-- Opening Marker --
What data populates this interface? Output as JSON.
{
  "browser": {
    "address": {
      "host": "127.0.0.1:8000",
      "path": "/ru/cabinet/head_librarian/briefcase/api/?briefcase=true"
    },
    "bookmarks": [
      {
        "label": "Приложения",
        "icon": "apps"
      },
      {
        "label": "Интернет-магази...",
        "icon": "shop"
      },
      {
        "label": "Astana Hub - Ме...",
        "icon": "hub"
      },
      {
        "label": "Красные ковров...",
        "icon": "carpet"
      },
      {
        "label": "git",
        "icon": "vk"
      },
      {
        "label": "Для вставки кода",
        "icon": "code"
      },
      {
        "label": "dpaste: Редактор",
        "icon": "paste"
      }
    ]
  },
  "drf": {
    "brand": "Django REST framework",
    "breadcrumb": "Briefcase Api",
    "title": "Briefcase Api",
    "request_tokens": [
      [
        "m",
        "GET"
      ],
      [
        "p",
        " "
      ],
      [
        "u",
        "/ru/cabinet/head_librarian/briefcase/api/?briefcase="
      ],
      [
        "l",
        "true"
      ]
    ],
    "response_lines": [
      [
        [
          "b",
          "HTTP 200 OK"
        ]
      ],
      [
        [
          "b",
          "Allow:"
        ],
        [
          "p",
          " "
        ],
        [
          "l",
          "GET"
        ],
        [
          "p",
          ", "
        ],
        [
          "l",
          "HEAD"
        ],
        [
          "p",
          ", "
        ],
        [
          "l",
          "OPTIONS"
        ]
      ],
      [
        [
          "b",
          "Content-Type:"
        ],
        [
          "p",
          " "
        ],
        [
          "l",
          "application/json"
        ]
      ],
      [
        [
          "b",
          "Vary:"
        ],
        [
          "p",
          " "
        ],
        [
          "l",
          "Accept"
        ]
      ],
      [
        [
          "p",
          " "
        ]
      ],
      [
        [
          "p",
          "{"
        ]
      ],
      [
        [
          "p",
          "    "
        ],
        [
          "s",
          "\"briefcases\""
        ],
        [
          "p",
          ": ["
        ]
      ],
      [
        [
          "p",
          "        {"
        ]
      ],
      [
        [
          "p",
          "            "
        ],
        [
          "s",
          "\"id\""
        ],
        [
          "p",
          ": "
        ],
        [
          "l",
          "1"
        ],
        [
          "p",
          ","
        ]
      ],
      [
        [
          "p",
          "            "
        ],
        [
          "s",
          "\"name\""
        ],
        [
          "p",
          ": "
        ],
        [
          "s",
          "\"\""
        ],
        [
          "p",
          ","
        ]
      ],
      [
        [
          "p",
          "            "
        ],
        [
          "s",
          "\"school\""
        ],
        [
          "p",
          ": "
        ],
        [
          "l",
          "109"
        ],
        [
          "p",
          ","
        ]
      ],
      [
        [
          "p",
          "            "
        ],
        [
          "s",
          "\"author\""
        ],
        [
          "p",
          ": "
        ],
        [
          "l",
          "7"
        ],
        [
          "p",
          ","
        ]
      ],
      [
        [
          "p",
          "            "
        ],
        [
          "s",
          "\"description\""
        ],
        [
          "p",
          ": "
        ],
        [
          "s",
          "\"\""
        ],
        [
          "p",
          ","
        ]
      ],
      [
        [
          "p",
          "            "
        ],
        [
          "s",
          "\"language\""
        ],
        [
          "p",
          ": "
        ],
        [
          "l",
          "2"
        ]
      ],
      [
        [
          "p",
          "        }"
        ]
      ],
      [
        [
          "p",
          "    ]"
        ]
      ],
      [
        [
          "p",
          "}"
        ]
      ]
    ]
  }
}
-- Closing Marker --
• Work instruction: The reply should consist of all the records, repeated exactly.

• Answer to this problem:
What data populates this interface? Output as JSON.
{
  "browser": {
    "address": {
      "host": "127.0.0.1:8000",
      "path": "/ru/cabinet/head_librarian/briefcase/api/?briefcase=true"
    },
    "bookmarks": [
      {
        "label": "Приложения",
        "icon": "apps"
      },
      {
        "label": "Интернет-магази...",
        "icon": "shop"
      },
      {
        "label": "Astana Hub - Ме...",
        "icon": "hub"
      },
      {
        "label": "Красные ковров...",
        "icon": "carpet"
      },
      {
        "label": "git",
        "icon": "vk"
      },
      {
        "label": "Для вставки кода",
        "icon": "code"
      },
      {
        "label": "dpaste: Редактор",
        "icon": "paste"
      }
    ]
  },
  "drf": {
    "brand": "Django REST framework",
    "breadcrumb": "Briefcase Api",
    "title": "Briefcase Api",
    "request_tokens": [
      [
        "m",
        "GET"
      ],
      [
        "p",
        " "
      ],
      [
        "u",
        "/ru/cabinet/head_librarian/briefcase/api/?briefcase="
      ],
      [
        "l",
        "true"
      ]
    ],
    "response_lines": [
      [
        [
          "b",
          "HTTP 200 OK"
        ]
      ],
      [
        [
          "b",
          "Allow:"
        ],
        [
          "p",
          " "
        ],
        [
          "l",
          "GET"
        ],
        [
          "p",
          ", "
        ],
        [
          "l",
          "HEAD"
        ],
        [
          "p",
          ", "
        ],
        [
          "l",
          "OPTIONS"
        ]
      ],
      [
        [
          "b",
          "Content-Type:"
        ],
        [
          "p",
          " "
        ],
        [
          "l",
          "application/json"
        ]
      ],
      [
        [
          "b",
          "Vary:"
        ],
        [
          "p",
          " "
        ],
        [
          "l",
          "Accept"
        ]
      ],
      [
        [
          "p",
          " "
        ]
      ],
      [
        [
          "p",
          "{"
        ]
      ],
      [
        [
          "p",
          "    "
        ],
        [
          "s",
          "\"briefcases\""
        ],
        [
          "p",
          ": ["
        ]
      ],
      [
        [
          "p",
          "        {"
        ]
      ],
      [
        [
          "p",
          "            "
        ],
        [
          "s",
          "\"id\""
        ],
        [
          "p",
          ": "
        ],
        [
          "l",
          "1"
        ],
        [
          "p",
          ","
        ]
      ],
      [
        [
          "p",
          "            "
        ],
        [
          "s",
          "\"name\""
        ],
        [
          "p",
          ": "
        ],
        [
          "s",
          "\"\""
        ],
        [
          "p",
          ","
        ]
      ],
      [
        [
          "p",
          "            "
        ],
        [
          "s",
          "\"school\""
        ],
        [
          "p",
          ": "
        ],
        [
          "l",
          "109"
        ],
        [
          "p",
          ","
        ]
      ],
      [
        [
          "p",
          "            "
        ],
        [
          "s",
          "\"author\""
        ],
        [
          "p",
          ": "
        ],
        [
          "l",
          "7"
        ],
        [
          "p",
          ","
        ]
      ],
      [
        [
          "p",
          "            "
        ],
        [
          "s",
          "\"description\""
        ],
        [
          "p",
          ": "
        ],
        [
          "s",
          "\"\""
        ],
        [
          "p",
          ","
        ]
      ],
      [
        [
          "p",
          "            "
        ],
        [
          "s",
          "\"language\""
        ],
        [
          "p",
          ": "
        ],
        [
          "l",
          "2"
        ]
      ],
      [
        [
          "p",
          "        }"
        ]
      ],
      [
        [
          "p",
          "    ]"
        ]
      ],
      [
        [
          "p",
          "}"
        ]
      ]
    ]
  }
}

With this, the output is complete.